Count every line that includes the string "name" in the entries that follow. Nothing besides the number is needed.

- Opening Delimiter -

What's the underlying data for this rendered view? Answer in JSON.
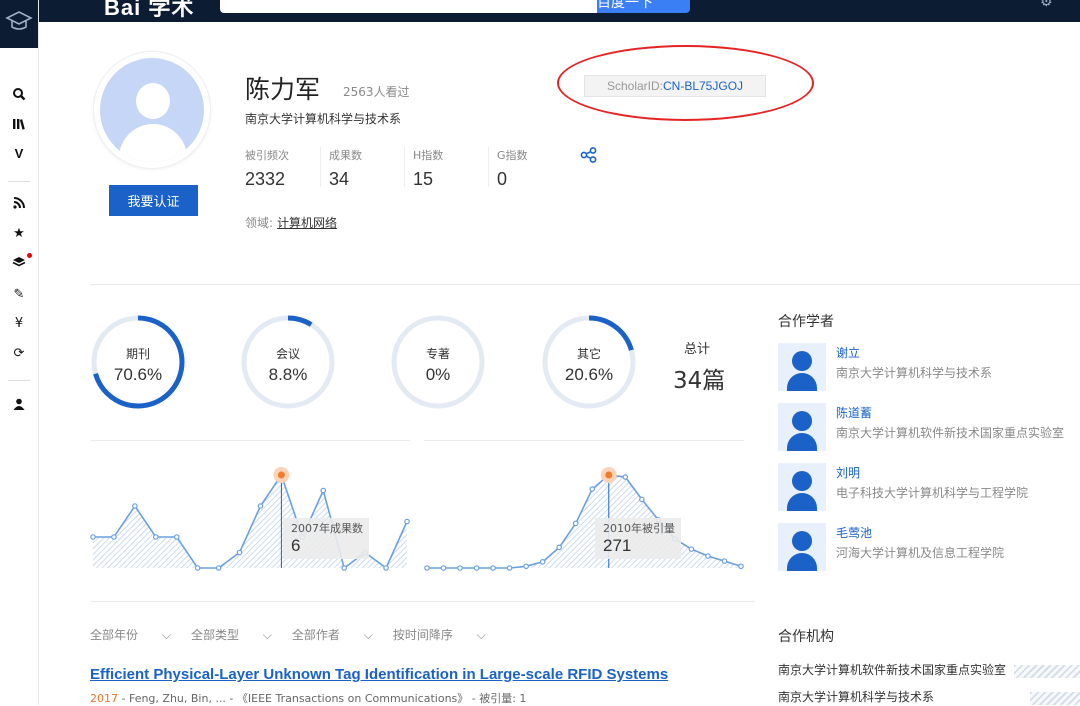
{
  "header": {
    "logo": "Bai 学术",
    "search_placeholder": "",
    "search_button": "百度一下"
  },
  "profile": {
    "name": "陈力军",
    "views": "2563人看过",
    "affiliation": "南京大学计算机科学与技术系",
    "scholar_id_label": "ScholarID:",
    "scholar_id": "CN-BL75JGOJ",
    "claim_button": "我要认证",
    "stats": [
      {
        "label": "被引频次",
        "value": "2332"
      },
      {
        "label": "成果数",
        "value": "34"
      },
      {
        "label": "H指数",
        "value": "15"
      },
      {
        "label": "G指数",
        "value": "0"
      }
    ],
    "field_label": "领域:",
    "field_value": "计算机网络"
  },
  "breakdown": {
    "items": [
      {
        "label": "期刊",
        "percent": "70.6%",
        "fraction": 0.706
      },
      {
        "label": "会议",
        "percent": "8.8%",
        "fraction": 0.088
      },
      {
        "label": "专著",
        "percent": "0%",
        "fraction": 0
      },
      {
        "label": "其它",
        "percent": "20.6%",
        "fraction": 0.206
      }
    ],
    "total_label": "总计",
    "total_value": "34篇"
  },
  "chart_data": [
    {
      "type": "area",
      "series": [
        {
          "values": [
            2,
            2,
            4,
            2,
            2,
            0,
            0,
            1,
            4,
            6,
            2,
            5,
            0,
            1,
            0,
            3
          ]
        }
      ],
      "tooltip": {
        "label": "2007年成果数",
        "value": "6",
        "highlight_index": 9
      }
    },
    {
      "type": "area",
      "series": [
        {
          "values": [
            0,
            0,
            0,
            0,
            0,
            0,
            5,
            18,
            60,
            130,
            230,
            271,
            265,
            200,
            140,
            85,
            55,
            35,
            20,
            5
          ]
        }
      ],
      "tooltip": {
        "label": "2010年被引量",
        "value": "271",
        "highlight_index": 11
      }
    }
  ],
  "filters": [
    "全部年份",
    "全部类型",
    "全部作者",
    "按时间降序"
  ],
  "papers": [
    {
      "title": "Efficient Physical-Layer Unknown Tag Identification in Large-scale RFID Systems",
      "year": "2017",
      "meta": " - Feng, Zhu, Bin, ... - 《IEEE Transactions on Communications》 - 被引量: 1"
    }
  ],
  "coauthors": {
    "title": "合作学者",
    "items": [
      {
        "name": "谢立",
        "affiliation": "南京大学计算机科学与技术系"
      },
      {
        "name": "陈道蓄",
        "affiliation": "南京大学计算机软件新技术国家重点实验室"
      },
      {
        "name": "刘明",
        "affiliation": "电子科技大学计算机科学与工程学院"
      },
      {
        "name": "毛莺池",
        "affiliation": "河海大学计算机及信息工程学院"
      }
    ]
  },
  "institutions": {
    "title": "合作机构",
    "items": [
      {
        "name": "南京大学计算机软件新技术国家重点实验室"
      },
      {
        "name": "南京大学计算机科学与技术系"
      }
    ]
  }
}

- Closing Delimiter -

YOUR SOLUTION — 7